The Economist has fallen for the technocratic delusion that Friedrich Hayek examines in The Use of Knowledge in Society, an essay Wikipedia founder Jimmy Wales says helped inspire him to create his collaborative encyclopedia. Hayek, writing in 1945, notes that it had become fashionable to downplay the wisdom of the streets and assume that the experts, armed with lumps of aggregated information, knew best. Yet, as he pointed out, ‘these facts are never so given to a single mind’, which is why commentators, like central planners, so often get it wrong. It is hardly surprising that an international magazine, so remote from the world it describes, should fall for the technocrat’s delusion, nor that by doing so, it should find itself backing Rudd, the supreme technocrat. [FULL ARTICLE…] 

Abbott lacks vision, thank goodness

September 3rd, 2013 | Uncategorized | 1 Comment

2013-04-24 04.49.50 amIn The Australian today I test that theory that Kevin Rudd is an Encyclopedia Britannica leader. He falls for technocratic illusion of perfect knowledge and supremely rational judgement.  

Rudd, the self-imagined visionary leader with a plan for the nation, is clearly a Britannica man. He acts on the assumption that a single mind possessed of all the facts is uniquely positioned to distil the information and write the perfect narrative.

While Tony Abbott operates on the Wikipedia model:

Wikipedia, by contrast, operates on a different assumption: that knowledge is dispersed among the community.

The theoretical foundation for this theory of knowledge is Freidrich Hayek’s 1945 essay The Use of Knowledge in Society. Wikipedia’s Jimmy Wales cites Hayek’s essay as influential in the thinking behind Wikipedia. [FULL ARTICLE]

Here’s Rudd the Britannica man on Sunday:

So these are the contours of our vision for Australia’s future – a strong Australia, a secure Australia, a sustainable Australia and an Australia where we never throw the fair go out the back door.

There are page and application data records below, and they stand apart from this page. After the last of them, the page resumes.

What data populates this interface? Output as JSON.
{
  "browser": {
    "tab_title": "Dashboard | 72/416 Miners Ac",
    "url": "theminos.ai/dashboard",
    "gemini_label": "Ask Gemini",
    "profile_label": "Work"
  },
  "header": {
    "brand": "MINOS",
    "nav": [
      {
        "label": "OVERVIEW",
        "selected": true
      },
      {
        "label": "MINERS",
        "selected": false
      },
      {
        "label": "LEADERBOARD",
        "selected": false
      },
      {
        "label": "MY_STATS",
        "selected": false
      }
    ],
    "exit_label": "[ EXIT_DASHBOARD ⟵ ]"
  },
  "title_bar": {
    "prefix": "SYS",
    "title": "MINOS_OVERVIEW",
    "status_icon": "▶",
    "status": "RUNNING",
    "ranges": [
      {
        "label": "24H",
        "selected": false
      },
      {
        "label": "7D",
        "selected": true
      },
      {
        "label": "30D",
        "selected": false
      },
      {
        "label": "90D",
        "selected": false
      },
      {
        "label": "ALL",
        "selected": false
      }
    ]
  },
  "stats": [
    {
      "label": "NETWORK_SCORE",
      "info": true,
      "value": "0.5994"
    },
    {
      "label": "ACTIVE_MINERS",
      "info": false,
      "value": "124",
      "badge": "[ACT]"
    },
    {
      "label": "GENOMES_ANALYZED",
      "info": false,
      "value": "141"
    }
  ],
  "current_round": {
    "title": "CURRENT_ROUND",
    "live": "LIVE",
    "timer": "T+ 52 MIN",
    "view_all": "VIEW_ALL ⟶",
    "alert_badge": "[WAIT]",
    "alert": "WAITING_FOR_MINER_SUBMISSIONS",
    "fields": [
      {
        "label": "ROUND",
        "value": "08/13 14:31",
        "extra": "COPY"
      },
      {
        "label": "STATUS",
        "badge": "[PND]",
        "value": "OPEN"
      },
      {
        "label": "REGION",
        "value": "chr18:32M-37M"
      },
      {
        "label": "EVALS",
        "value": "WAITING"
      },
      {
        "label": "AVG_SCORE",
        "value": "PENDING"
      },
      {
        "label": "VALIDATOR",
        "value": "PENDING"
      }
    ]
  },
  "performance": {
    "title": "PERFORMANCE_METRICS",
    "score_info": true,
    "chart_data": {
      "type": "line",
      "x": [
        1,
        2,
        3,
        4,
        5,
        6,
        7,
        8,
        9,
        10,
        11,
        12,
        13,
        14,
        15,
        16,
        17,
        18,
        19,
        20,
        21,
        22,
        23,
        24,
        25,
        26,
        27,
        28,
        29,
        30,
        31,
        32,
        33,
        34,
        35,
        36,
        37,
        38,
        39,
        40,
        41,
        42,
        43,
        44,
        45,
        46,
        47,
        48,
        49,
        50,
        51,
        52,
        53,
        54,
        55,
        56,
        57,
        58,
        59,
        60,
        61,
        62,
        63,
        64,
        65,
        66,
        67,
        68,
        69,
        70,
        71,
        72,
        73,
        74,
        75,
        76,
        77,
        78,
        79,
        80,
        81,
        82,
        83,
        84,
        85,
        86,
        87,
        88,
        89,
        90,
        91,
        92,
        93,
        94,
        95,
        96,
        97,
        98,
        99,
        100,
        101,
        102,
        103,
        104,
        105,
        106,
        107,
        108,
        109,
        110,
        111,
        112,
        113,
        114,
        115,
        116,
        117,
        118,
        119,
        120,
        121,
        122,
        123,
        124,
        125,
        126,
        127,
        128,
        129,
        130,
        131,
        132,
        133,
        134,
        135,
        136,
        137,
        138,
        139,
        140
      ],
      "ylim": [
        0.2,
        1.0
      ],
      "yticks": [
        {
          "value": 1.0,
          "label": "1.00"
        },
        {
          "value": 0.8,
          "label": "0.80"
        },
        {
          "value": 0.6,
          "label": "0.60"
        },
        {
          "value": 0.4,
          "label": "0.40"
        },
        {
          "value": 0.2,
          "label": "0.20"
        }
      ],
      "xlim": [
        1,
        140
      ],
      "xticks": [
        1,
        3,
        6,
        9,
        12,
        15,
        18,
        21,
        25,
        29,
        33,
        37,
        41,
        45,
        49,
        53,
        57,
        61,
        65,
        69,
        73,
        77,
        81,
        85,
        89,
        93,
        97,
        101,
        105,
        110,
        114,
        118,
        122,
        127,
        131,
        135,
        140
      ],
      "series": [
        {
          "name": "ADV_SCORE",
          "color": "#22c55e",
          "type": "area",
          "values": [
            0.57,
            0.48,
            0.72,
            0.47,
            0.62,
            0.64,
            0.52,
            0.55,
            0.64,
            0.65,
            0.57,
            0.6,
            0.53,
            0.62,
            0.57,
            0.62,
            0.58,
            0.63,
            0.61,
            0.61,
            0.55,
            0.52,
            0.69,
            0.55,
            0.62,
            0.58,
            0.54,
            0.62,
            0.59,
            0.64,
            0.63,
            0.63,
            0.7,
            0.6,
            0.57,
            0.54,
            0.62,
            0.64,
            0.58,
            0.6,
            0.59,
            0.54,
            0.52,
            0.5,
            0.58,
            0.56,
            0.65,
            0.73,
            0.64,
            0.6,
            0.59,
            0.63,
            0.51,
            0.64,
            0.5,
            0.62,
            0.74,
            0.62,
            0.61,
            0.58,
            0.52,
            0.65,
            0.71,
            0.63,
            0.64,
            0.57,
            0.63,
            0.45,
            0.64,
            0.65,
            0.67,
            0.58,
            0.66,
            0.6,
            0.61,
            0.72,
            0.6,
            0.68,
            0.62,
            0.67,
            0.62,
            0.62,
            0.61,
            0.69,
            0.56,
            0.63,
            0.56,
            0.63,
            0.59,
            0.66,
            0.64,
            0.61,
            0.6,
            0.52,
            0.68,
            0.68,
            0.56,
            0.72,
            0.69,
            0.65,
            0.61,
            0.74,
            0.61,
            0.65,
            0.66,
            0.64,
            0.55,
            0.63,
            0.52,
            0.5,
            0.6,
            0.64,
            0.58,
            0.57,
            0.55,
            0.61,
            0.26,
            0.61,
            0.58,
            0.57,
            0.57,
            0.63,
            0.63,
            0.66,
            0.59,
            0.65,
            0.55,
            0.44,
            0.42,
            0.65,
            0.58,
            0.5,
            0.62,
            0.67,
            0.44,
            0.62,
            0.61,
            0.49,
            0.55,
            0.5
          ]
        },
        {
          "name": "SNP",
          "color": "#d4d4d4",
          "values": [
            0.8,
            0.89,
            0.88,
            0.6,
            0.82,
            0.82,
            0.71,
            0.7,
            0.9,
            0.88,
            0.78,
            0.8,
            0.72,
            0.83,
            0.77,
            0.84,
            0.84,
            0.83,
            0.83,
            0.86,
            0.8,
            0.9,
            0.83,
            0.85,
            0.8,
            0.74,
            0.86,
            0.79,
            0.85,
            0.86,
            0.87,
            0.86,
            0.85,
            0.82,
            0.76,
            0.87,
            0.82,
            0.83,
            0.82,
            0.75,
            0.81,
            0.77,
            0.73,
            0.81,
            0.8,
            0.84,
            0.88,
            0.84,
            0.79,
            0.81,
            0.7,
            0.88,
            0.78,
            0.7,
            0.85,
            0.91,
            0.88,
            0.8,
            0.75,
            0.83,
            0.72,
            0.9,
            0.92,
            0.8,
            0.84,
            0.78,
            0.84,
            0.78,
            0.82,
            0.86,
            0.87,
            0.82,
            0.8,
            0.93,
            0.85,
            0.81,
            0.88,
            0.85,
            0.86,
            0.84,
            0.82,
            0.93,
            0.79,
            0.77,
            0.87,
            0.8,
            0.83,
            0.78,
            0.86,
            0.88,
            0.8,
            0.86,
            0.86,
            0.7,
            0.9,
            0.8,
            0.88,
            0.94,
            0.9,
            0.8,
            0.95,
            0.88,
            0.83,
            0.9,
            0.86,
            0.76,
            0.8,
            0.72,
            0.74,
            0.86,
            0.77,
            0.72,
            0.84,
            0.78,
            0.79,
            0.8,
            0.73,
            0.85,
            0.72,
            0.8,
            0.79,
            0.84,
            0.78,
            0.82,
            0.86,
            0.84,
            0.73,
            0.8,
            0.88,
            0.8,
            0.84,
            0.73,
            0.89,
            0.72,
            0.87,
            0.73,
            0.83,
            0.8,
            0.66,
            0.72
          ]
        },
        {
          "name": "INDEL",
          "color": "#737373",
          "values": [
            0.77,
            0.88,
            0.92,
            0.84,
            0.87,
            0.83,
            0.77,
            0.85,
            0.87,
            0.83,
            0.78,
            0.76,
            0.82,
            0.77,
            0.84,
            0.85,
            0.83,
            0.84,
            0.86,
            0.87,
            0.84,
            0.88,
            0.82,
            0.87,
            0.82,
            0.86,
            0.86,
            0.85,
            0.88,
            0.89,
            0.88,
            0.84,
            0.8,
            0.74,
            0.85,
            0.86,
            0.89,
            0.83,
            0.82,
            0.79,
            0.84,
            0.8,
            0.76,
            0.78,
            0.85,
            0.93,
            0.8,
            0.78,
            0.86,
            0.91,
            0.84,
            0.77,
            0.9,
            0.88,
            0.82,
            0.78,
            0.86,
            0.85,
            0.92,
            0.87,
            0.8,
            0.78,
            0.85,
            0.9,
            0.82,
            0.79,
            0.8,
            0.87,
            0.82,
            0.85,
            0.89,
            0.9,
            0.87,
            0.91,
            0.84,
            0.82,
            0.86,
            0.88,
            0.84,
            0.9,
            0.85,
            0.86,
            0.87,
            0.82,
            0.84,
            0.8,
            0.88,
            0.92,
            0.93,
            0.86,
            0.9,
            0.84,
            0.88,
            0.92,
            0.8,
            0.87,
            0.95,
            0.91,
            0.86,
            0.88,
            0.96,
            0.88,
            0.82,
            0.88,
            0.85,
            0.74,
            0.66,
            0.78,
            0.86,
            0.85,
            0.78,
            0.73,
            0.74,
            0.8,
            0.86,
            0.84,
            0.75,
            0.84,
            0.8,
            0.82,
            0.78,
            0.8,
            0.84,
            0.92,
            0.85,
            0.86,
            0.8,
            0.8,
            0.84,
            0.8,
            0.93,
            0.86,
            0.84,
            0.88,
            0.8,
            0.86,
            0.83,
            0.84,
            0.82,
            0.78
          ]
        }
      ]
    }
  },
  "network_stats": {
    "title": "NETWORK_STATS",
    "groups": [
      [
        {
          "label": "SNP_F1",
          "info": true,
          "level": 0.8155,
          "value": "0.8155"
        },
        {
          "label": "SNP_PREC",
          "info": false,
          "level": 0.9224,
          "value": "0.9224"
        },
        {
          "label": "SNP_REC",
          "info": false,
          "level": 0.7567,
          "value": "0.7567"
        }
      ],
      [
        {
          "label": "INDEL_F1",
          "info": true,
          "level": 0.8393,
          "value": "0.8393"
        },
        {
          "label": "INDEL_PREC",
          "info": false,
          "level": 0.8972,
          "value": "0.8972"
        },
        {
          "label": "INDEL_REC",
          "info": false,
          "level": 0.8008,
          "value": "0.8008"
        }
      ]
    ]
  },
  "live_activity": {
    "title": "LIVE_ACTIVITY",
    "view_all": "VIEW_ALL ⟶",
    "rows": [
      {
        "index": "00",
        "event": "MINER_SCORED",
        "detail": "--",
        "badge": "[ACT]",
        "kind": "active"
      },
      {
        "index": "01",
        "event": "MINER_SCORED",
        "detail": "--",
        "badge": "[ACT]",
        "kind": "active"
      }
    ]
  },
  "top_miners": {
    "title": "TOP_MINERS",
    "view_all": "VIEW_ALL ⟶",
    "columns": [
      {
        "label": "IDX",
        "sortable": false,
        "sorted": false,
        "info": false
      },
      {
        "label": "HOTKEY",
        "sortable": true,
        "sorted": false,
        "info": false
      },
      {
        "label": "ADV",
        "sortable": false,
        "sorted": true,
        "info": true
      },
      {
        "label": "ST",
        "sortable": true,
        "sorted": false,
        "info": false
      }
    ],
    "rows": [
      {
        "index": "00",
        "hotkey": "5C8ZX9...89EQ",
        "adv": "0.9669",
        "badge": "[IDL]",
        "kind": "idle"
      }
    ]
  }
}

Versus Abbott, the Wikipedia man, the week before:

 My vision for Australia is not that Big Brother government knows best; it’s that our country will best flourish when all of our citizens, individually and collectively, have the best chance to be their best selves. Government’s job is rarely to tell people what to do; mostly, it’s to make it easier for people to make their own choices.

 

 

 

 

 

The Sunday Times: Australia calls on ‘Action Man Abbo’

September 3rd, 2013 | Uncategorized | 0 Comments

2013-06-17 05.23.40 pmIn a profile of Tony Abbott for The Sunday Times last weekend I challenge the received wisdom. The image of the opposition leader as wild, ignorant and il-disciplined, reinforced daily in The Age and elsewhere, is an absurd caricature. On any objective reading, he is quite the opposite.

As party leader Abbott has shown remarkable discipline, curbing his wilder instincts and consciously trying to shake off his nickname of Captain Catholic. He noted that his first stirrings of civic duty came from Ladybird books about historical leaders such as Julius Caesar and Alfred the Great.

“I’m just very conscious of the fact that you’ve got very serious responsibilities to the party,” he said.

“And if we win the election I’ll just have the heaviest of all duties to the country.” [full article]

The Economist, meanwhile, has lost its way. The magazine’s judgement will be difficult to trust on anything after this week’s extraordinary editorial:

Mr Rudd gets our vote, largely because of Labor’s decent record.

The Australian today is closer to the mark, as it should be:

IN April 2008, when seven out of 10 Australians were satisfied with Kevin Rudd’s performance and Labor held an 18-point lead in Newspoll, George Megalogenis asked an impertinent question about the Prime Minister: “Will he become our first federal premier, a master of the media cycle who ultimately runs a do-nothing government?” Megalogenis wrote in The Weekend Australian.

The article prompted a bemused response from the Labor camp, since it was out of kilter with the laudatory commentary of the time, but in hindsight it is clear that the importation to the federal sphere of an approach that seemed to have worked well for state Labor governments masked a hollowness at the heart of Mr Rudd’s first-term government.